▶ _Task goal_
When you reproduce the data, keep every word exactly as it stands and leave the pictures out.

▶ _Entries shown_
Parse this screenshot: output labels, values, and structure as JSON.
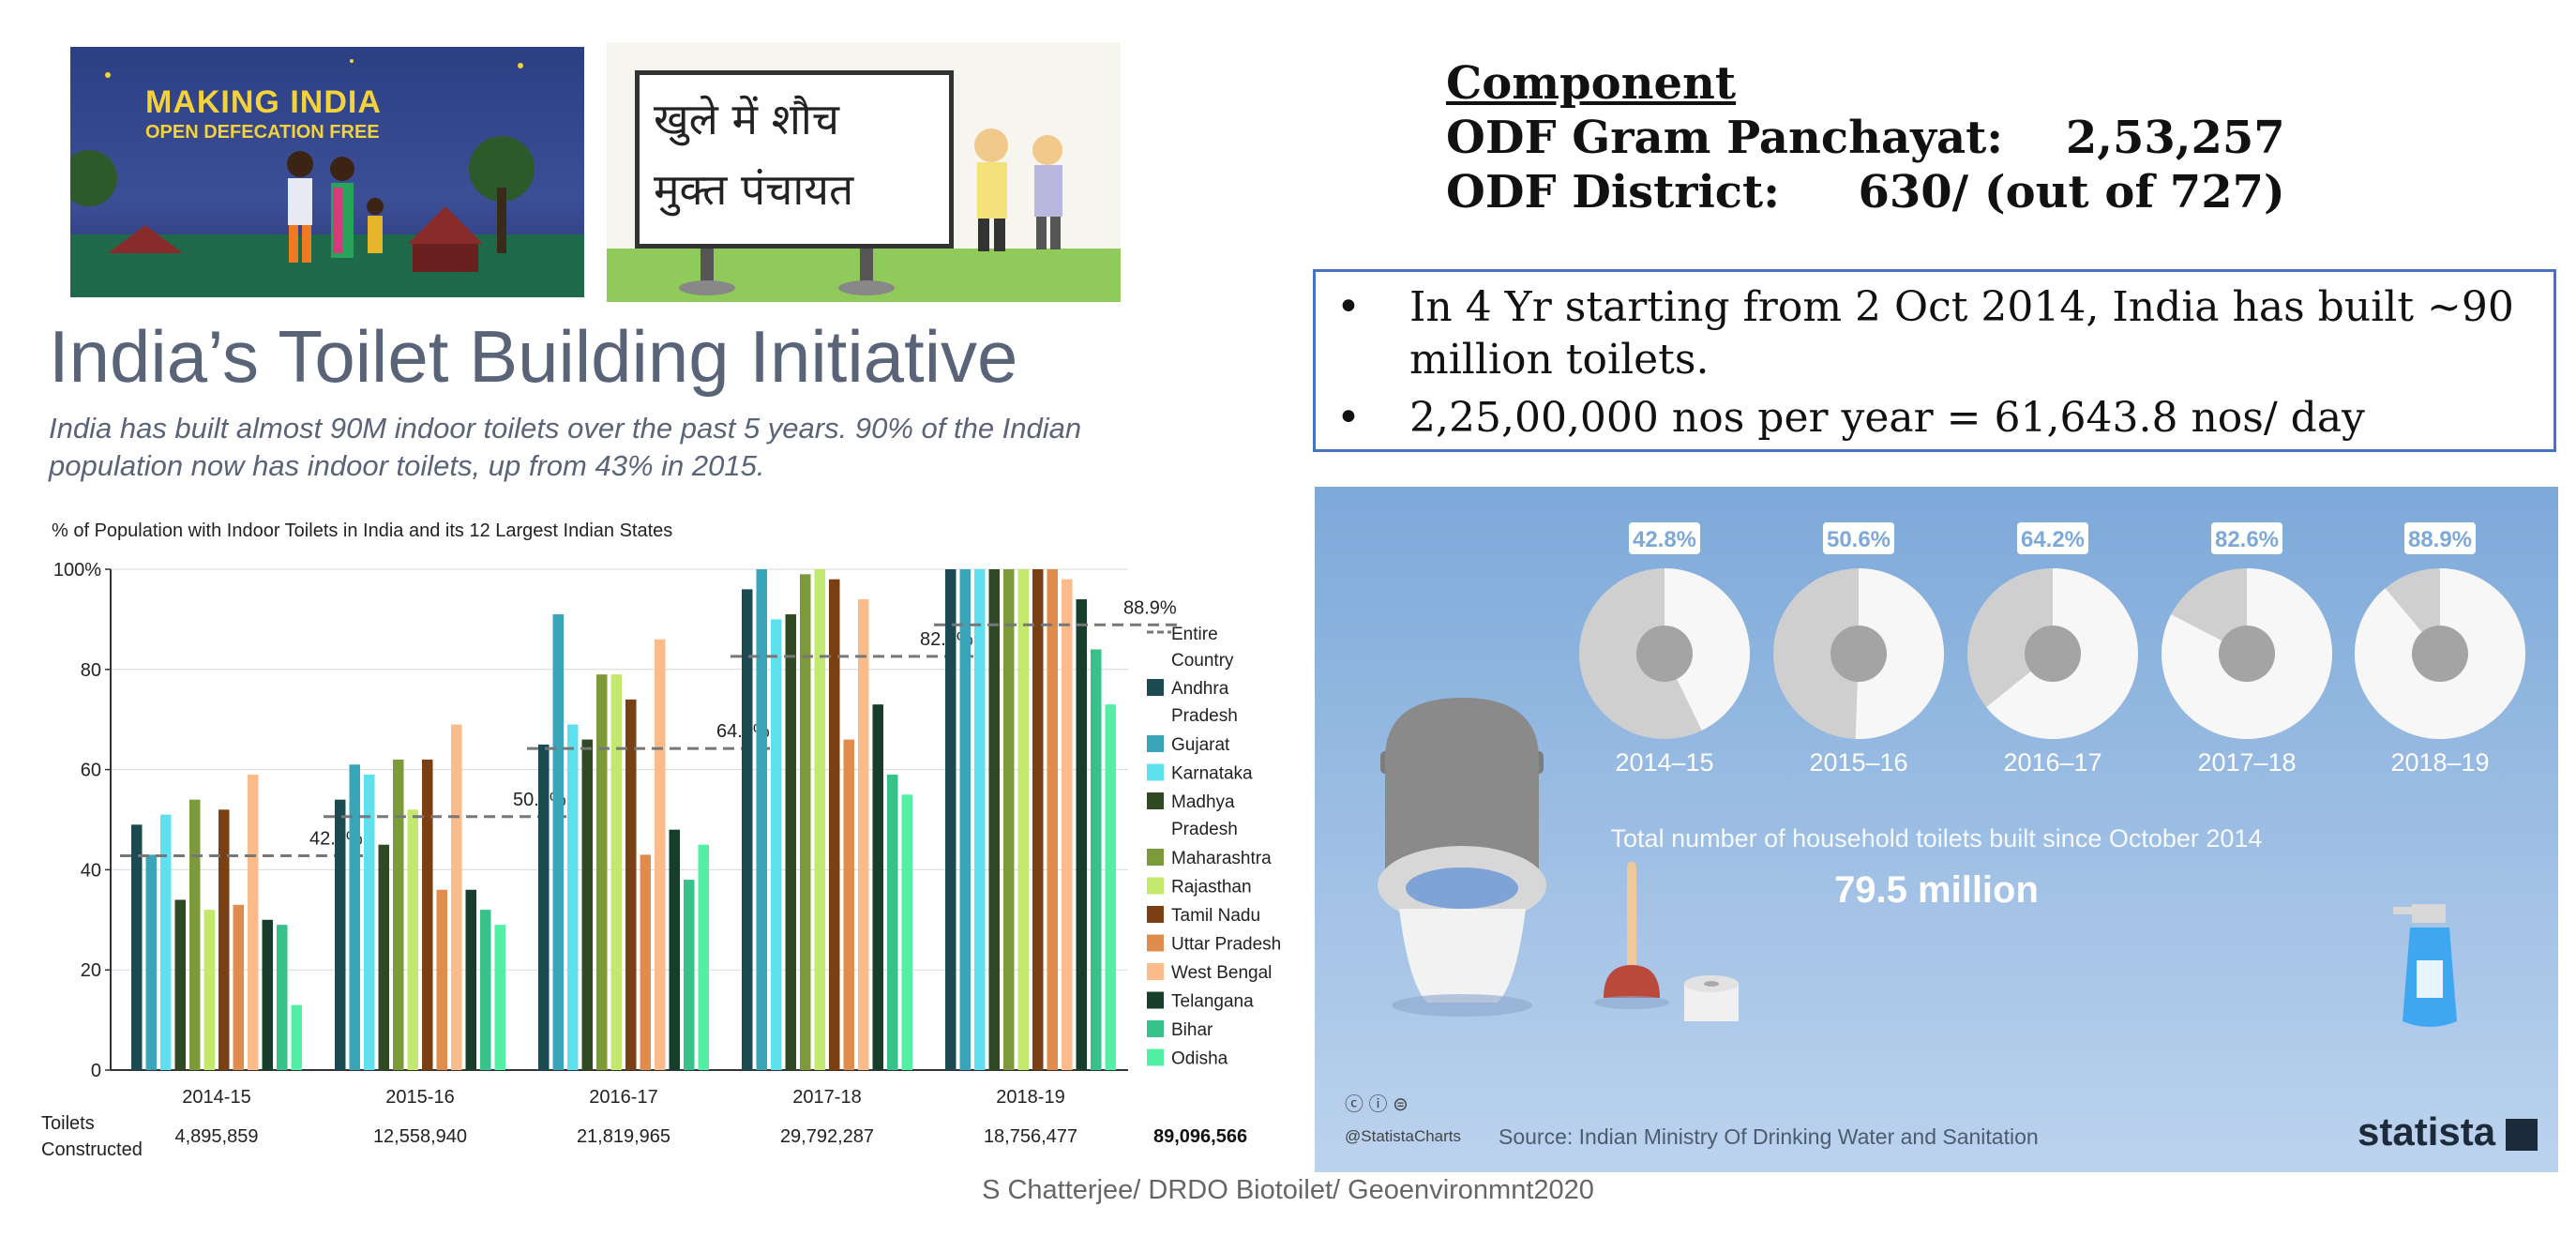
{
  "poster1": {
    "line1": "MAKING INDIA",
    "line2": "OPEN DEFECATION FREE"
  },
  "poster2": {
    "line1": "खुले में शौच",
    "line2": "मुक्त पंचायत"
  },
  "main_title": "India’s Toilet Building Initiative",
  "subtitle": "India has built almost 90M indoor toilets over the past 5 years. 90% of the Indian population now has indoor toilets, up from 43% in 2015.",
  "component": {
    "heading": "Component",
    "line1": "ODF Gram Panchayat:    2,53,257",
    "line2": "ODF District:     630/ (out of 727)"
  },
  "bullets": [
    "In 4 Yr starting from 2 Oct 2014, India has built ~90 million toilets.",
    "2,25,00,000 nos per year = 61,643.8 nos/ day"
  ],
  "footer": "S Chatterjee/ DRDO Biotoilet/ Geoenvironmnt2020",
  "chart_data": [
    {
      "type": "bar",
      "title": "% of Population with Indoor Toilets in India and its 12 Largest Indian States",
      "categories": [
        "2014-15",
        "2015-16",
        "2016-17",
        "2017-18",
        "2018-19"
      ],
      "ylim": [
        0,
        100
      ],
      "yticks": [
        "0",
        "20",
        "40",
        "60",
        "80",
        "100%"
      ],
      "series": [
        {
          "name": "Andhra Pradesh",
          "color": "#1b4a52",
          "values": [
            49,
            54,
            65,
            96,
            100
          ]
        },
        {
          "name": "Gujarat",
          "color": "#3aa4b8",
          "values": [
            43,
            61,
            91,
            100,
            100
          ]
        },
        {
          "name": "Karnataka",
          "color": "#5fe0ef",
          "values": [
            51,
            59,
            69,
            90,
            100
          ]
        },
        {
          "name": "Madhya Pradesh",
          "color": "#2f4a22",
          "values": [
            34,
            45,
            66,
            91,
            100
          ]
        },
        {
          "name": "Maharashtra",
          "color": "#7c9a39",
          "values": [
            54,
            62,
            79,
            99,
            100
          ]
        },
        {
          "name": "Rajasthan",
          "color": "#c2e86e",
          "values": [
            32,
            52,
            79,
            100,
            100
          ]
        },
        {
          "name": "Tamil Nadu",
          "color": "#7a3f12",
          "values": [
            52,
            62,
            74,
            98,
            100
          ]
        },
        {
          "name": "Uttar Pradesh",
          "color": "#df8c4c",
          "values": [
            33,
            36,
            43,
            66,
            100
          ]
        },
        {
          "name": "West Bengal",
          "color": "#fcbb8a",
          "values": [
            59,
            69,
            86,
            94,
            98
          ]
        },
        {
          "name": "Telangana",
          "color": "#163e2a",
          "values": [
            30,
            36,
            48,
            73,
            94
          ]
        },
        {
          "name": "Bihar",
          "color": "#36c289",
          "values": [
            29,
            32,
            38,
            59,
            84
          ]
        },
        {
          "name": "Odisha",
          "color": "#52f0a5",
          "values": [
            13,
            29,
            45,
            55,
            73
          ]
        }
      ],
      "entire_country": {
        "name": "Entire Country",
        "values": [
          42.8,
          50.6,
          64.2,
          82.6,
          88.9
        ],
        "labels": [
          "42.8%",
          "50.6%",
          "64.2%",
          "82.6%",
          "88.9%"
        ]
      },
      "toilets_label": "Toilets Constructed",
      "toilets_constructed": [
        "4,895,859",
        "12,558,940",
        "21,819,965",
        "29,792,287",
        "18,756,477"
      ],
      "toilets_total": "89,096,566"
    },
    {
      "type": "pie",
      "categories": [
        "2014–15",
        "2015–16",
        "2016–17",
        "2017–18",
        "2018–19"
      ],
      "values": [
        42.8,
        50.6,
        64.2,
        82.6,
        88.9
      ],
      "labels": [
        "42.8%",
        "50.6%",
        "64.2%",
        "82.6%",
        "88.9%"
      ],
      "caption": "Total number of household toilets built since October 2014",
      "total": "79.5 million",
      "source": "Source: Indian Ministry Of Drinking Water and Sanitation",
      "handle": "@StatistaCharts",
      "brand": "statista"
    }
  ]
}
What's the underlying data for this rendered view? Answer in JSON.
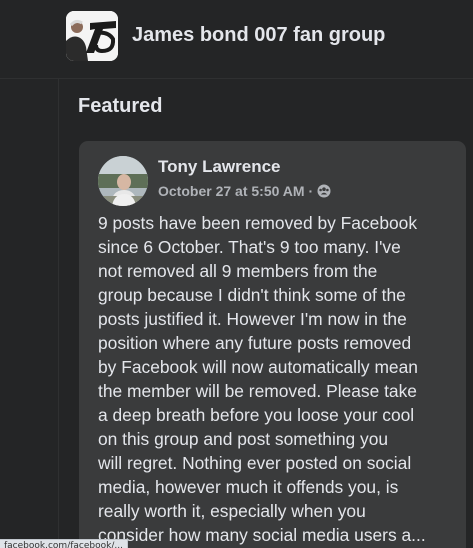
{
  "group": {
    "name": "James bond 007 fan group",
    "avatar_icon": "group-cover-thumbnail"
  },
  "featured": {
    "heading": "Featured"
  },
  "post": {
    "author": "Tony Lawrence",
    "timestamp": "October 27 at 5:50 AM",
    "separator": "·",
    "audience_icon": "group-members-icon",
    "body_lines": [
      "9 posts have been removed by Facebook",
      "since 6 October. That's 9 too many. I've",
      "not removed all 9 members from the",
      "group because I didn't think some of the",
      "posts justified it. However I'm now in the",
      "position where any future posts removed",
      "by Facebook will now automatically mean",
      "the member will be removed. Please take",
      "a deep breath before you loose your cool",
      "on this group and post something you",
      "will regret. Nothing ever posted on social",
      "media, however much it offends you, is",
      "really worth it, especially when you",
      "consider how many social media users a..."
    ]
  },
  "status_bar": {
    "url": "facebook.com/facebook/..."
  },
  "colors": {
    "page_bg": "#18191a",
    "surface": "#242526",
    "card": "#3a3b3c",
    "primary_text": "#e4e6eb",
    "secondary_text": "#b0b3b8"
  }
}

▶ _Result_
Parse this screenshot: output labels, values, and structure as JSON.
{
  "poster1": {
    "line1": "MAKING INDIA",
    "line2": "OPEN DEFECATION FREE"
  },
  "poster2": {
    "line1": "खुले में शौच",
    "line2": "मुक्त पंचायत"
  },
  "main_title": "India’s Toilet Building Initiative",
  "subtitle": "India has built almost 90M indoor toilets over the past 5 years. 90% of the Indian population now has indoor toilets, up from 43% in 2015.",
  "component": {
    "heading": "Component",
    "line1": "ODF Gram Panchayat:    2,53,257",
    "line2": "ODF District:     630/ (out of 727)"
  },
  "bullets": [
    "In 4 Yr starting from 2 Oct 2014, India has built ~90 million toilets.",
    "2,25,00,000 nos per year = 61,643.8 nos/ day"
  ],
  "footer": "S Chatterjee/ DRDO Biotoilet/ Geoenvironmnt2020",
  "chart_data": [
    {
      "type": "bar",
      "title": "% of Population with Indoor Toilets in India and its 12 Largest Indian States",
      "categories": [
        "2014-15",
        "2015-16",
        "2016-17",
        "2017-18",
        "2018-19"
      ],
      "ylim": [
        0,
        100
      ],
      "yticks": [
        "0",
        "20",
        "40",
        "60",
        "80",
        "100%"
      ],
      "series": [
        {
          "name": "Andhra Pradesh",
          "color": "#1b4a52",
          "values": [
            49,
            54,
            65,
            96,
            100
          ]
        },
        {
          "name": "Gujarat",
          "color": "#3aa4b8",
          "values": [
            43,
            61,
            91,
            100,
            100
          ]
        },
        {
          "name": "Karnataka",
          "color": "#5fe0ef",
          "values": [
            51,
            59,
            69,
            90,
            100
          ]
        },
        {
          "name": "Madhya Pradesh",
          "color": "#2f4a22",
          "values": [
            34,
            45,
            66,
            91,
            100
          ]
        },
        {
          "name": "Maharashtra",
          "color": "#7c9a39",
          "values": [
            54,
            62,
            79,
            99,
            100
          ]
        },
        {
          "name": "Rajasthan",
          "color": "#c2e86e",
          "values": [
            32,
            52,
            79,
            100,
            100
          ]
        },
        {
          "name": "Tamil Nadu",
          "color": "#7a3f12",
          "values": [
            52,
            62,
            74,
            98,
            100
          ]
        },
        {
          "name": "Uttar Pradesh",
          "color": "#df8c4c",
          "values": [
            33,
            36,
            43,
            66,
            100
          ]
        },
        {
          "name": "West Bengal",
          "color": "#fcbb8a",
          "values": [
            59,
            69,
            86,
            94,
            98
          ]
        },
        {
          "name": "Telangana",
          "color": "#163e2a",
          "values": [
            30,
            36,
            48,
            73,
            94
          ]
        },
        {
          "name": "Bihar",
          "color": "#36c289",
          "values": [
            29,
            32,
            38,
            59,
            84
          ]
        },
        {
          "name": "Odisha",
          "color": "#52f0a5",
          "values": [
            13,
            29,
            45,
            55,
            73
          ]
        }
      ],
      "entire_country": {
        "name": "Entire Country",
        "values": [
          42.8,
          50.6,
          64.2,
          82.6,
          88.9
        ],
        "labels": [
          "42.8%",
          "50.6%",
          "64.2%",
          "82.6%",
          "88.9%"
        ]
      },
      "toilets_label": "Toilets Constructed",
      "toilets_constructed": [
        "4,895,859",
        "12,558,940",
        "21,819,965",
        "29,792,287",
        "18,756,477"
      ],
      "toilets_total": "89,096,566"
    },
    {
      "type": "pie",
      "categories": [
        "2014–15",
        "2015–16",
        "2016–17",
        "2017–18",
        "2018–19"
      ],
      "values": [
        42.8,
        50.6,
        64.2,
        82.6,
        88.9
      ],
      "labels": [
        "42.8%",
        "50.6%",
        "64.2%",
        "82.6%",
        "88.9%"
      ],
      "caption": "Total number of household toilets built since October 2014",
      "total": "79.5 million",
      "source": "Source: Indian Ministry Of Drinking Water and Sanitation",
      "handle": "@StatistaCharts",
      "brand": "statista"
    }
  ]
}
What's the underlying data for this rendered view? Answer in JSON.
{
  "group": {
    "name": "James bond 007 fan group",
    "avatar_icon": "group-cover-thumbnail"
  },
  "featured": {
    "heading": "Featured"
  },
  "post": {
    "author": "Tony Lawrence",
    "timestamp": "October 27 at 5:50 AM",
    "separator": "·",
    "audience_icon": "group-members-icon",
    "body_lines": [
      "9 posts have been removed by Facebook",
      "since 6 October. That's 9 too many. I've",
      "not removed all 9 members from the",
      "group because I didn't think some of the",
      "posts justified it. However I'm now in the",
      "position where any future posts removed",
      "by Facebook will now automatically mean",
      "the member will be removed. Please take",
      "a deep breath before you loose your cool",
      "on this group and post something you",
      "will regret. Nothing ever posted on social",
      "media, however much it offends you, is",
      "really worth it, especially when you",
      "consider how many social media users a..."
    ]
  },
  "status_bar": {
    "url": "facebook.com/facebook/..."
  },
  "colors": {
    "page_bg": "#18191a",
    "surface": "#242526",
    "card": "#3a3b3c",
    "primary_text": "#e4e6eb",
    "secondary_text": "#b0b3b8"
  }
}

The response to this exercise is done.